Extremely rare species, including turtle doves, nightingales, peregrine falcons, lesser spotted woodpeckers and purple emperor butterflies, are now breeding at Knepp, and populations of other species are rocketing.
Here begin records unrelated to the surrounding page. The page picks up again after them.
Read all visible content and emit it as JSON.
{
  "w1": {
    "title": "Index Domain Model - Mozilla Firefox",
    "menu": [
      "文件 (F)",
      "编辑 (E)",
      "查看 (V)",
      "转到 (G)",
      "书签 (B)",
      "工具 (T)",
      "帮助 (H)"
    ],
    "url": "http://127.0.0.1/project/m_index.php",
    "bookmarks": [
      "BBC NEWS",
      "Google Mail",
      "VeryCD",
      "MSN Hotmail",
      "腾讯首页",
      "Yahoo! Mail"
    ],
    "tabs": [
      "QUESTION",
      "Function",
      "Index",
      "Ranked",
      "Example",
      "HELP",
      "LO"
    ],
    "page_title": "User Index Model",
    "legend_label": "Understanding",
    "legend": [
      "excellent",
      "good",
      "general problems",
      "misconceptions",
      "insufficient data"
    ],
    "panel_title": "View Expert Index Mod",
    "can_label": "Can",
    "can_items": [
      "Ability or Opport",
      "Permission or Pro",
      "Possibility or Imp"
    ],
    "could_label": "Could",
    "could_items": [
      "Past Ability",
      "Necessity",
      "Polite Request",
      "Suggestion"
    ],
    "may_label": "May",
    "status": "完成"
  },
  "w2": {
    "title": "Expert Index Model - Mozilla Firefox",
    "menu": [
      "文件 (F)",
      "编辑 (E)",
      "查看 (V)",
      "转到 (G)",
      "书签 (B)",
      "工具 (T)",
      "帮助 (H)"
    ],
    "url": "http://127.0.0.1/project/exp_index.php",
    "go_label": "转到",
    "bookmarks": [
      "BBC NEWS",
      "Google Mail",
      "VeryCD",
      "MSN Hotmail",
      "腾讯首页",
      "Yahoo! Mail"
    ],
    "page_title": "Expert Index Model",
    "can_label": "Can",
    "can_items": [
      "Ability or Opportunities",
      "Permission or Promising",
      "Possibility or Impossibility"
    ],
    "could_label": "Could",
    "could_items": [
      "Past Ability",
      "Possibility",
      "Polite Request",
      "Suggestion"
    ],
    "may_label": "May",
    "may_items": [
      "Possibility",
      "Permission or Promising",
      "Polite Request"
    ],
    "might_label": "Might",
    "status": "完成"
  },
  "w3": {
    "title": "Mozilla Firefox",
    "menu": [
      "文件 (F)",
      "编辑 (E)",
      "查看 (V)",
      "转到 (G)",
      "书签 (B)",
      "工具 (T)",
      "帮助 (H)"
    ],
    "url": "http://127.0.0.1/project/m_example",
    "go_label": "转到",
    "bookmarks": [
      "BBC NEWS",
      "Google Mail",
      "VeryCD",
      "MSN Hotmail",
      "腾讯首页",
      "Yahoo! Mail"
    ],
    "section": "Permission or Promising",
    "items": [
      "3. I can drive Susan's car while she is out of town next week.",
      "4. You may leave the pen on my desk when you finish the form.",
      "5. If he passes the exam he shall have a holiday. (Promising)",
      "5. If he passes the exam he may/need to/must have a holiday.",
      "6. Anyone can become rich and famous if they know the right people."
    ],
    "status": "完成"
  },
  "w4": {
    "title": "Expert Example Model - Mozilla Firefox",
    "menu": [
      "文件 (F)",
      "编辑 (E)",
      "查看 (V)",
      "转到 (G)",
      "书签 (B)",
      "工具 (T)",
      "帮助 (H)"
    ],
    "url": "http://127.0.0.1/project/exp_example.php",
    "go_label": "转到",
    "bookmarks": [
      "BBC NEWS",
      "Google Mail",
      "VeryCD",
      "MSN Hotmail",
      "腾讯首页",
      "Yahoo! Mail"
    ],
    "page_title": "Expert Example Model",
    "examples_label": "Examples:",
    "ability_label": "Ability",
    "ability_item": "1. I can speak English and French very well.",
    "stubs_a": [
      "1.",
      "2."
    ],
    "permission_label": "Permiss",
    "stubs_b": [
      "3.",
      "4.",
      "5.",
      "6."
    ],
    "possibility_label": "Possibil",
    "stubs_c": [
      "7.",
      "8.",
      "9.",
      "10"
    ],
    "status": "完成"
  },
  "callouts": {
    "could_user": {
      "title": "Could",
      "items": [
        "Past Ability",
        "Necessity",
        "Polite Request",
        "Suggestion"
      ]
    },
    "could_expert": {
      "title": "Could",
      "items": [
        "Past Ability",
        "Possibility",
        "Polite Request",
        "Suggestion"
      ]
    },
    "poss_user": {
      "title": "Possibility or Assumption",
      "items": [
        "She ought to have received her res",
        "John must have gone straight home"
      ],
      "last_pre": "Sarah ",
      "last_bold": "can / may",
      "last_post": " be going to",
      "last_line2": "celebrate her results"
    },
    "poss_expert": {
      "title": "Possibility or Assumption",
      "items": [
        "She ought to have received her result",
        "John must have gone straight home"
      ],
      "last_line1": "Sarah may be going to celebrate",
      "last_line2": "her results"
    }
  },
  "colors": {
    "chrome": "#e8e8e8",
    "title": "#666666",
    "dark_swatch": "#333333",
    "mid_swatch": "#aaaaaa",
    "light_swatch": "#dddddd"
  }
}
The Burrells' degraded agricultural land has become a functioning ecosystem again, heaving with life - all by itself.


This is one of those books where the content overcomes the writing.  The writing isn’t bad by any means, but it definitely lacks the spark of personality.  Either Isabella Tree lacks anything resembling charisma, or she was holding herself back.  I choose to believe the latter, because I believe anyone willing to embrace the project she and her husband embarked on has to be inherently likeable and not a little bit charismatic.

In spite of what was often bland writing, the book is a brilliant record of the amazing achievements Tree and her husband managed on what was poorly producing farmland that was losing money.  By allowing it to revert back to its natural state, with as little human interference as possible, they accomplished so much on so many fronts.  The wildlife recovery, the flood mitigation, the general health of the land itself – all of it happening at speeds that make me optimistic that humanity hasn’t completely destroyed our planet just yet.  Lest I got too optimistic though, Tree’s documentation of the uphill battle they had to fight with government agencies who nominally existed to protect the environment put me right back into my proper, cynical, place.

Wilding is a thoroughly well researched, excellently laid out recounting of one couple’s determined efforts to restore their patch of British soil to what it was meant to be, and all the excellent rewards that came with it.  The writing may be less than enthralling but the content more than makes up for any missing sparkle or wit.  If you’re interested in the natural state of things, this is definitely worth the time and effort.